→ SOURCE RECORDS:
=== Begin Enclosure ===

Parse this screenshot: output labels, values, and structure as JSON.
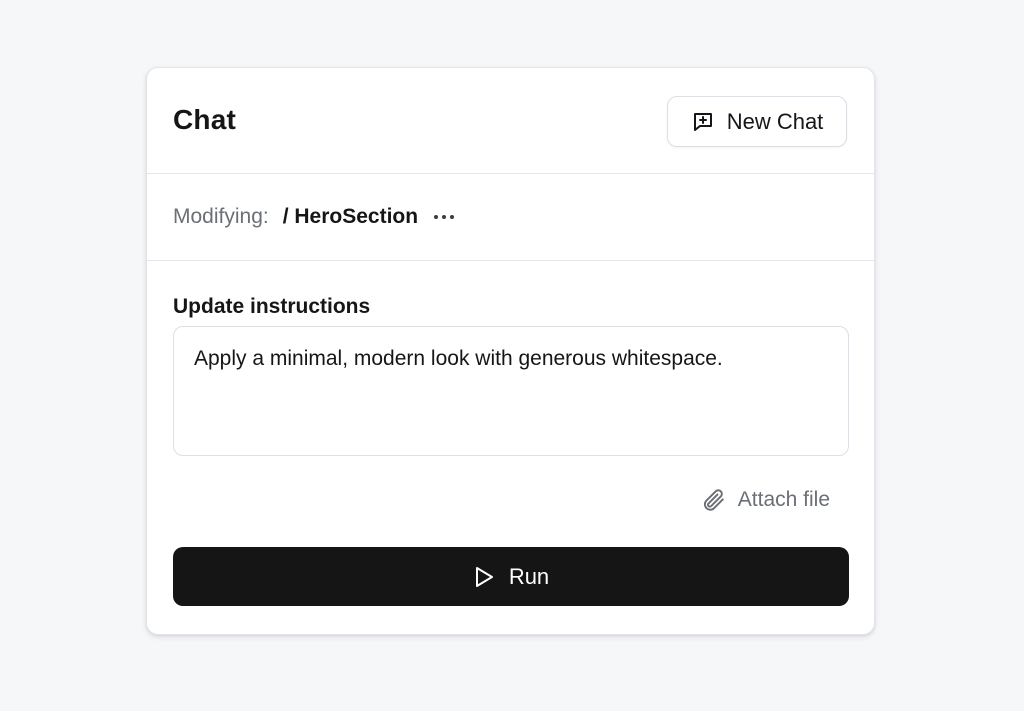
{
  "header": {
    "title": "Chat",
    "new_chat_label": "New Chat",
    "new_chat_icon": "message-plus-icon"
  },
  "context": {
    "modifying_label": "Modifying:",
    "target": "/ HeroSection",
    "more_icon": "ellipsis-icon"
  },
  "instructions": {
    "label": "Update instructions",
    "value": "Apply a minimal, modern look with generous whitespace."
  },
  "attach": {
    "label": "Attach file",
    "icon": "paperclip-icon"
  },
  "run": {
    "label": "Run",
    "icon": "play-icon"
  },
  "colors": {
    "background": "#f6f7f9",
    "panel": "#ffffff",
    "primary_button": "#151515",
    "muted_text": "#6b6f76"
  }
}
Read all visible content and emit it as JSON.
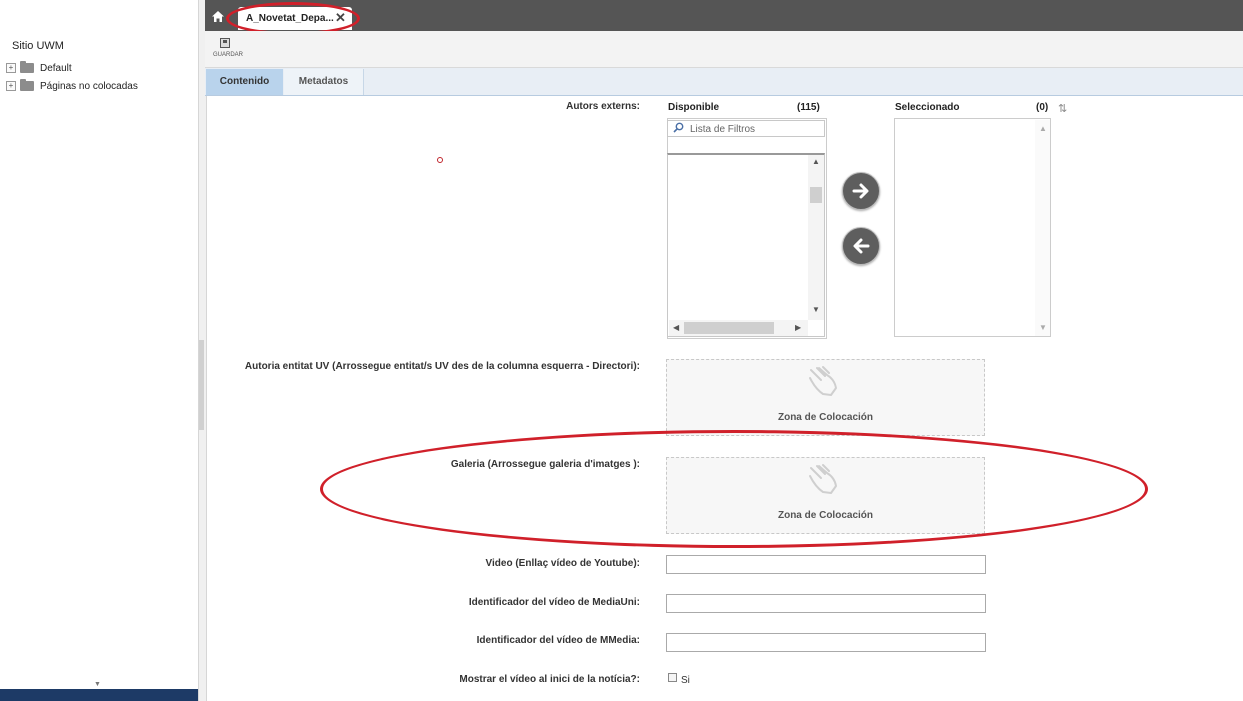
{
  "sidebar": {
    "site_title": "Sitio UWM",
    "items": [
      {
        "label": "Default",
        "toggle": "+"
      },
      {
        "label": "Páginas no colocadas",
        "toggle": "+"
      }
    ]
  },
  "tabs": {
    "home_icon": "home-icon",
    "document_tab": {
      "label": "A_Novetat_Depa...",
      "close": "✕"
    }
  },
  "toolbar": {
    "save_label": "GUARDAR"
  },
  "form_tabs": [
    "Contenido",
    "Metadatos"
  ],
  "fields": {
    "autors_externs": {
      "label": "Autors externs:",
      "available_title": "Disponible",
      "available_count": "(115)",
      "filter_placeholder": "Lista de Filtros",
      "selected_title": "Seleccionado",
      "selected_count": "(0)"
    },
    "autoria": {
      "label": "Autoria entitat UV (Arrossegue entitat/s UV des de la columna esquerra - Directori):",
      "drop_label": "Zona de Colocación"
    },
    "galeria": {
      "label": "Galeria (Arrossegue galeria d'imatges ):",
      "drop_label": "Zona de Colocación"
    },
    "video_youtube": {
      "label": "Video (Enllaç vídeo de Youtube):",
      "value": ""
    },
    "mediauni": {
      "label": "Identificador del vídeo de MediaUni:",
      "value": ""
    },
    "mmedia": {
      "label": "Identificador del vídeo de MMedia:",
      "value": ""
    },
    "show_video": {
      "label": "Mostrar el vídeo al inici de la notícia?:",
      "option": "Si",
      "checked": false
    }
  },
  "colors": {
    "annotation_red": "#d0202a",
    "tab_bar": "#555555",
    "active_form_tab": "#b9d3ec"
  }
}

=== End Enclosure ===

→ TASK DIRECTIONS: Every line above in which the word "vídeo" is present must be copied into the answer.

→ RESULT FOR THIS EXERCISE:
      "label": "Video (Enllaç vídeo de Youtube):",
      "label": "Identificador del vídeo de MediaUni:",
      "label": "Identificador del vídeo de MMedia:",
      "label": "Mostrar el vídeo al inici de la notícia?:",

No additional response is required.